Word from all directions has said the Pistons trade of Alex Acker to the Clippers clears cap room for the summer.
The move also clears more cap space this summer when the combined contracts of Allen Iverson and Rasheed Wallace, a value of $35 million, clears the books.
Not only does the deal clear enough money for this season that should help Detroit avoid paying a luxury tax, but it also clears about $1 million of cap space for next season.
More importantly, the deal puts the Pistons some $500,000 under the luxury tax threshold for this year and clears another $1 million of salary cap space for this summer.

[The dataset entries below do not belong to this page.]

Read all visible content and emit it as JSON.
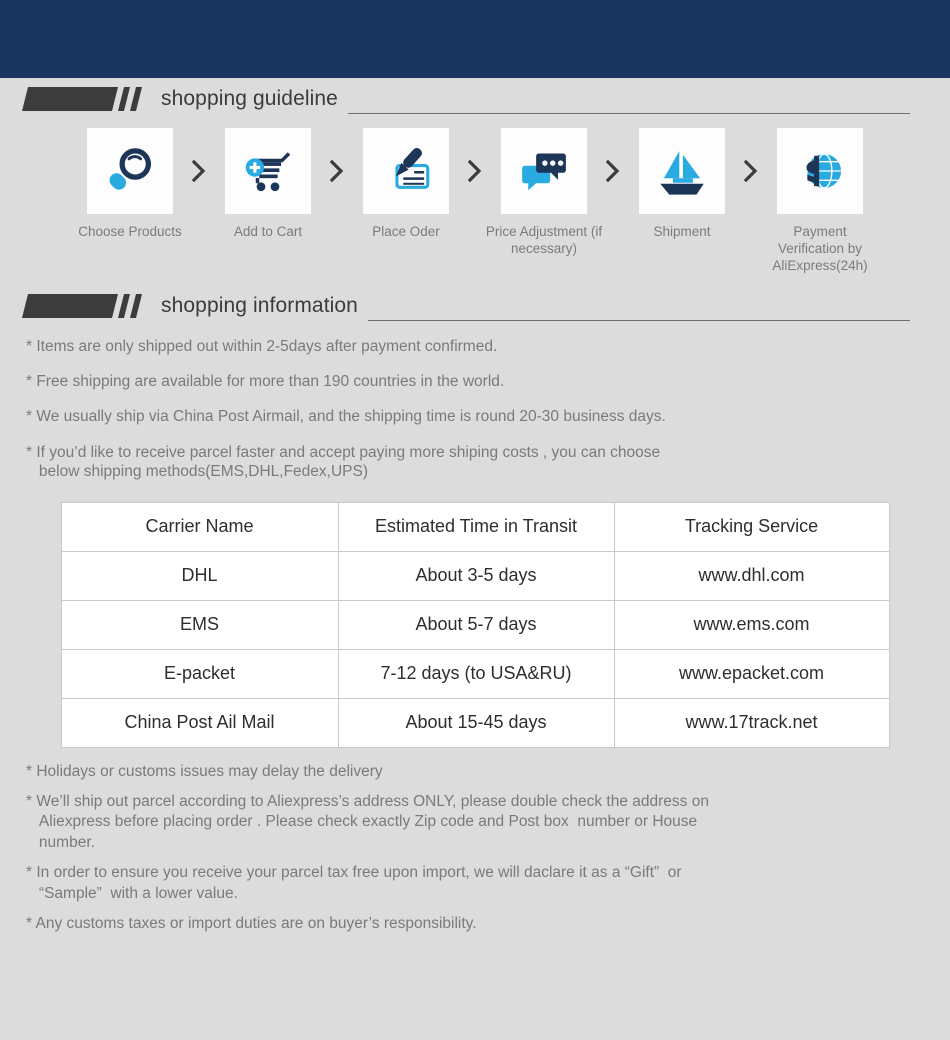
{
  "theme": {
    "banner_navy": "#1a3460",
    "page_bg": "#dcdcdc",
    "accent_dark_navy": "#1d3557",
    "accent_blue": "#29abe2",
    "text_gray": "#7a7a7a",
    "header_dark": "#3b3b3b"
  },
  "sections": {
    "guideline": {
      "title": "shopping guideline"
    },
    "information": {
      "title": "shopping information"
    }
  },
  "steps": [
    {
      "icon": "magnifier-icon",
      "label": "Choose Products"
    },
    {
      "icon": "cart-plus-icon",
      "label": "Add to Cart"
    },
    {
      "icon": "sign-check-icon",
      "label": "Place Oder"
    },
    {
      "icon": "chat-bubbles-icon",
      "label": "Price Adjustment\n(if necessary)"
    },
    {
      "icon": "sailboat-icon",
      "label": "Shipment"
    },
    {
      "icon": "dollar-globe-icon",
      "label": "Payment Verification\nby AliExpress(24h)"
    }
  ],
  "step_separator": "chevron-right-icon",
  "info_lines": [
    "* Items are only shipped out within 2-5days after payment confirmed.",
    "* Free shipping are available for more than 190 countries in the world.",
    "* We usually ship via China Post Airmail, and the shipping time is round 20-30 business days.",
    "* If you’d like to receive parcel faster and accept paying more shiping costs , you can choose\n   below shipping methods(EMS,DHL,Fedex,UPS)"
  ],
  "shipping_table": {
    "headers": [
      "Carrier Name",
      "Estimated Time in Transit",
      "Tracking Service"
    ],
    "rows": [
      [
        "DHL",
        "About 3-5 days",
        "www.dhl.com"
      ],
      [
        "EMS",
        "About 5-7 days",
        "www.ems.com"
      ],
      [
        "E-packet",
        "7-12 days (to USA&RU)",
        "www.epacket.com"
      ],
      [
        "China Post Ail Mail",
        "About 15-45 days",
        "www.17track.net"
      ]
    ]
  },
  "notes": [
    "* Holidays or customs issues may delay the delivery",
    "* We’ll ship out parcel according to Aliexpress’s address ONLY, please double check the address on\n   Aliexpress before placing order . Please check exactly Zip code and Post box  number or House\n   number.",
    "* In order to ensure you receive your parcel tax free upon import, we will daclare it as a “Gift”  or\n   “Sample”  with a lower value.",
    "* Any customs taxes or import duties are on buyer’s responsibility."
  ]
}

But every indication prior to the last few days says Acker signed a one-year deal in September, which means the trade doesn’t change the amount of cap room in the summer.
Alex Acker, who the Pistons drafted with the 60th pick in the 2005 NBA draft, has signed a one-year partially guaranteed contract.
Alex Acker won’t have to earn a roster spot after all. The 6-foot-5 combo guard signed a one-year, fully guaranteed contract with the Pistons.
Hoopshype also lists Acker’s contract as expiring.
There was a little dispute about whether Acker’s deal was guaranteed, but nobody indicated it was for longer than one year. And there’s nothing about an extension listed in the Pistons’ transactions.
So what gives? My best guess is the Pistons told writers the deal cleared cap room, so they wrote that. It sure makes the trade seem better than saying it was purely to avoid the luxury tax. If anyone has other ideas why everyone is saying this deal clears cap room, I’m interested in hearing them.
The Pistons have traded Alex Acker to the Clippers, according The Associated Press. The two teams will also exchange draft picks, according to the report.
The trade will put the Pistons under the luxury tax, earning the team about $3 million.